Ellsberg: Leaked Pentagon Papers from Vietnam give clues to why Obama will most likely grant military requests to send more troops to Afghanistan.
Paul Jay, senior producer of The Real News Network, interviewed former military analyst and Pentagon whistle-blower Daniel Ellsberg about the common thread between the conflict in Afghanistan and the war in Vietnam.
Like Vietnam, Ellsberg said "no victory lies ahead [for the US] in Afghanistan" and President Barack Obama knows it.
Still, Ellsberg believes Obama will "go against his own instincts as to what's best for the country and do what's best for him and his administration and his party in the short run facing elections, which is to avoid a military revolt."
That means the president will likely authorize a sizable increase of US forces in the region, Ellsberg said, because Obama fears that top US military commanders will stage a revolt if he rejects their requests for additional soldiers.
Ellsberg predicted that Obama will cave in to Gen. Stanley McCrystal's request for as many as 40,000 US troops in order to, "prevent his military from making a political case to his public and to the Congress that he has been weak, unmanly, indecisive, and weak on terrorism, and has endangered American troops."
The Pentagon Papers, which Ellberg leaked to The New York Times in 1971, made public the decision-making details behind the Vietnam War. Ellsberg chose to leak the highly-sensitive papers because they revealed that the government was continuing the Vietnam War despite knowing it would not likely be won.
As revealed in the Pentagon Papers, Ellsberg said that President Lyndon B. Johnson chose to go along with increasing US troops in Vietnam: "To keep the military from resigning and going public with complaints that he had abandoned a winnable war."
President Obama's decision to shield himself from a military revolt, as Johnson chose to do in 1965, will take place at the expense of US troops and Afghani civilians, said Ellsberg.

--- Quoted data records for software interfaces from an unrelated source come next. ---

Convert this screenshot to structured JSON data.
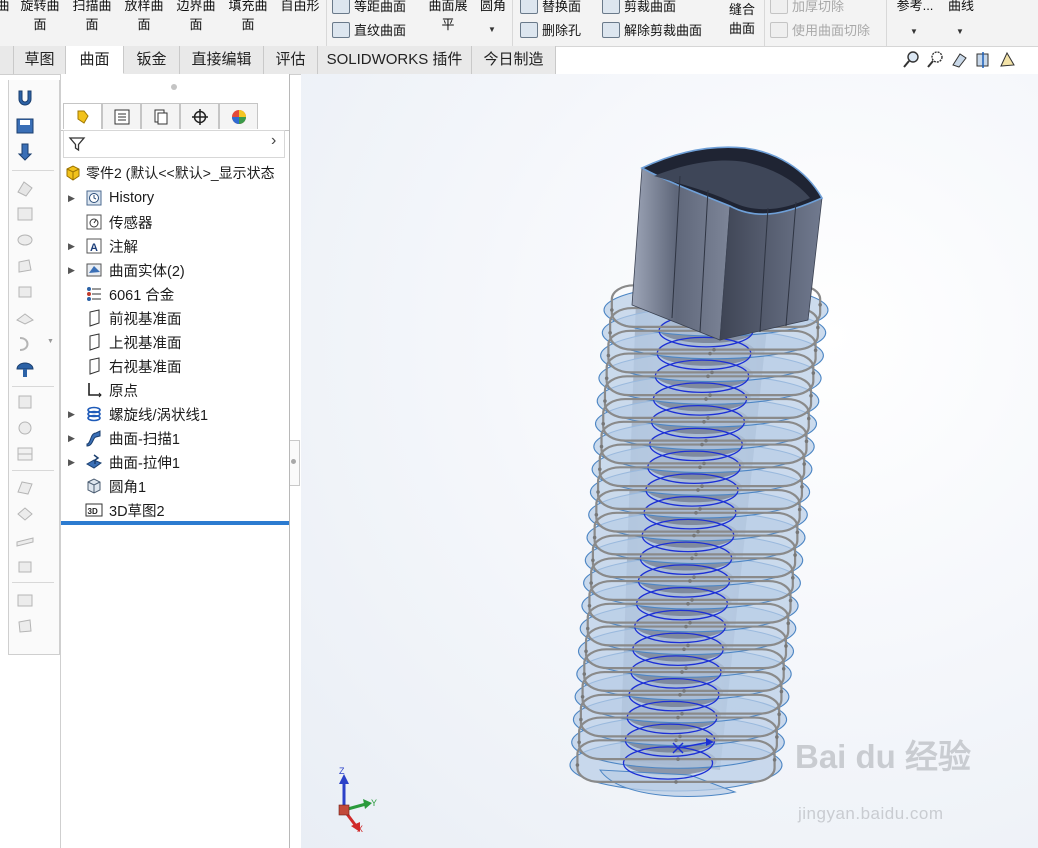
{
  "ribbon": {
    "big_buttons": [
      "旋转曲\n面",
      "扫描曲\n面",
      "放样曲\n面",
      "边界曲\n面",
      "填充曲\n面",
      "自由形"
    ],
    "partial_left": "曲",
    "offset_surface": "等距曲面",
    "ruled_surface": "直纹曲面",
    "flatten_surface": "曲面展\n平",
    "fillet_partial": "圆角",
    "replace_face": "替换面",
    "delete_hole": "删除孔",
    "trim_surface": "剪裁曲面",
    "untrim_surface": "解除剪裁曲面",
    "knit_surface": "缝合\n曲面",
    "thicken_cut": "加厚切除",
    "cut_with_surface": "使用曲面切除",
    "reference_partial": "参考...",
    "curves_partial": "曲线"
  },
  "tabs": [
    {
      "label": "草图",
      "active": false
    },
    {
      "label": "曲面",
      "active": true
    },
    {
      "label": "钣金",
      "active": false
    },
    {
      "label": "直接编辑",
      "active": false
    },
    {
      "label": "评估",
      "active": false
    },
    {
      "label": "SOLIDWORKS 插件",
      "active": false
    },
    {
      "label": "今日制造",
      "active": false
    }
  ],
  "tree": {
    "root": "零件2  (默认<<默认>_显示状态",
    "items": [
      {
        "label": "History",
        "icon": "history-icon",
        "expandable": true
      },
      {
        "label": "传感器",
        "icon": "sensor-icon",
        "expandable": false
      },
      {
        "label": "注解",
        "icon": "annotation-icon",
        "expandable": true
      },
      {
        "label": "曲面实体(2)",
        "icon": "surface-bodies-icon",
        "expandable": true
      },
      {
        "label": "6061 合金",
        "icon": "material-icon",
        "expandable": false
      },
      {
        "label": "前视基准面",
        "icon": "plane-icon",
        "expandable": false
      },
      {
        "label": "上视基准面",
        "icon": "plane-icon",
        "expandable": false
      },
      {
        "label": "右视基准面",
        "icon": "plane-icon",
        "expandable": false
      },
      {
        "label": "原点",
        "icon": "origin-icon",
        "expandable": false
      },
      {
        "label": "螺旋线/涡状线1",
        "icon": "helix-icon",
        "expandable": true
      },
      {
        "label": "曲面-扫描1",
        "icon": "swept-surface-icon",
        "expandable": true
      },
      {
        "label": "曲面-拉伸1",
        "icon": "extruded-surface-icon",
        "expandable": true
      },
      {
        "label": "圆角1",
        "icon": "fillet-icon",
        "expandable": false
      },
      {
        "label": "3D草图2",
        "icon": "3d-sketch-icon",
        "expandable": false
      }
    ]
  },
  "triad": {
    "x": "X",
    "y": "Y",
    "z": "Z"
  },
  "watermark": {
    "brand": "Bai du 经验",
    "url": "jingyan.baidu.com"
  },
  "colors": {
    "accent_blue": "#2c7bd0",
    "surface_blue": "#b9cde6",
    "box_dark": "#4f5566",
    "wire_gray": "#8a8a8a",
    "helix_blue": "#1c2fd6"
  }
}
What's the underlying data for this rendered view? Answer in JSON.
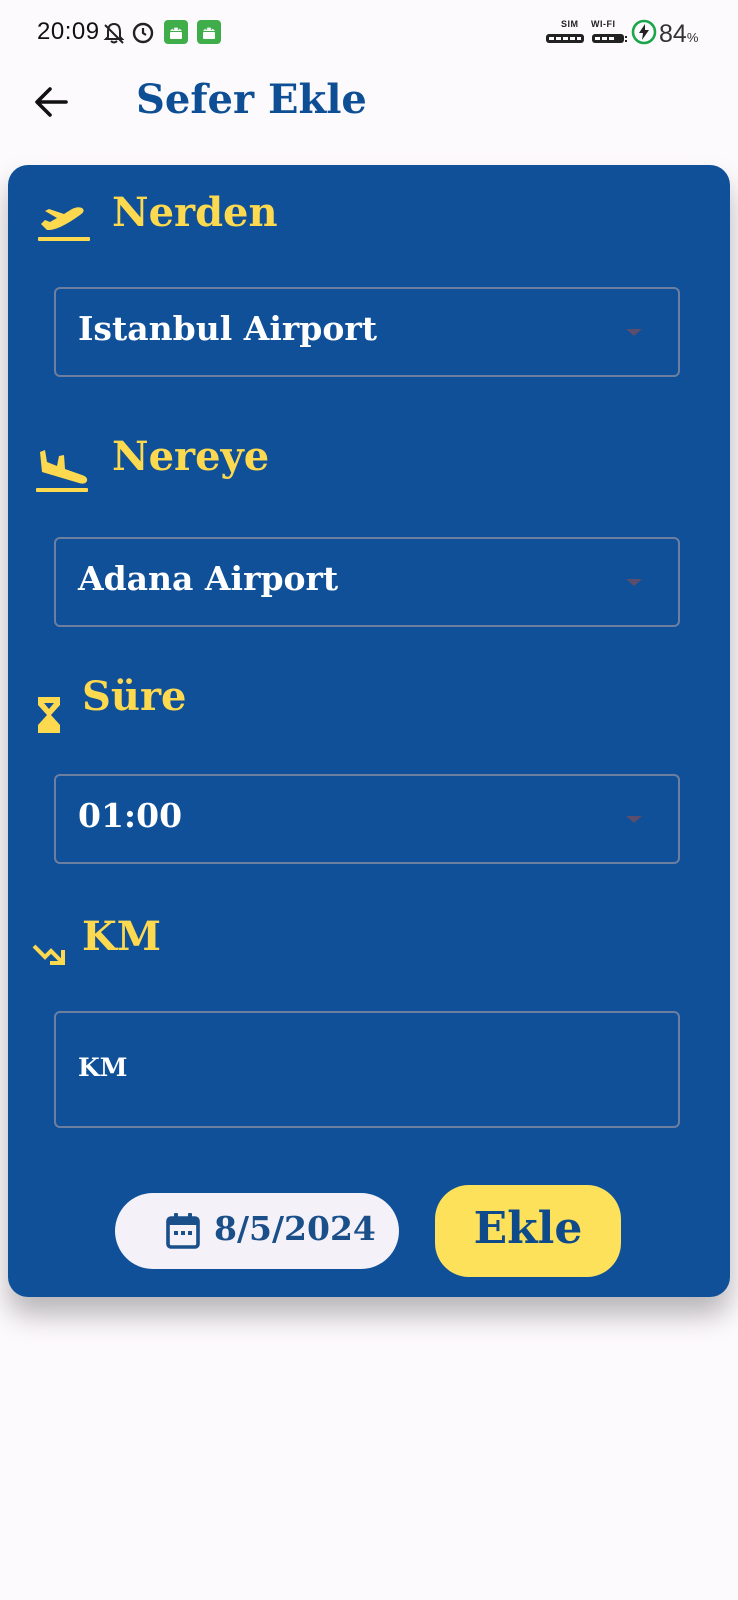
{
  "status_bar": {
    "time": "20:09",
    "sim_label": "SIM",
    "wifi_label": "WI-FI",
    "battery_level": "84",
    "battery_unit": "%",
    "icons": [
      "bell-off-icon",
      "clock-icon",
      "android-icon",
      "android-icon",
      "sim-signal-icon",
      "wifi-signal-icon",
      "charging-icon"
    ]
  },
  "header": {
    "back_icon": "arrow-left-icon",
    "title": "Sefer Ekle"
  },
  "form": {
    "from": {
      "label": "Nerden",
      "icon": "flight-takeoff-icon",
      "value": "Istanbul Airport"
    },
    "to": {
      "label": "Nereye",
      "icon": "flight-land-icon",
      "value": "Adana Airport"
    },
    "duration": {
      "label": "Süre",
      "icon": "hourglass-icon",
      "value": "01:00"
    },
    "km": {
      "label": "KM",
      "icon": "trending-down-icon",
      "placeholder": "KM",
      "value": ""
    },
    "date": {
      "icon": "calendar-icon",
      "value": "8/5/2024"
    },
    "submit_label": "Ekle"
  },
  "colors": {
    "card_bg": "#0f5098",
    "accent_yellow": "#fdd94f",
    "title_blue": "#0d4e94",
    "page_bg": "#fdfafd"
  }
}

"Many Americans, many Afghans will die in order to protect the president from that kind of blame," Ellsberg said.
Ellsberg, who used to write about what is now known as counterinsurgency theory, critiqued General McChrystal's approach to Afghanistan. Sending more troops to Afghanistan, said Ellsberg, will only increase the Taliban's strength. Ellsberg said:
"The more troops we put in Vietnam, the more Vietcong were recruited. And, the more troops we put in Afghanistan, the curve shows very clearly from 2005 on, the Taliban has come back having been, as you say, despised and reviled by most of the country. How can it be that they get the degree of support that they do now? One reason only: the number of troops, of US troops that they are fighting."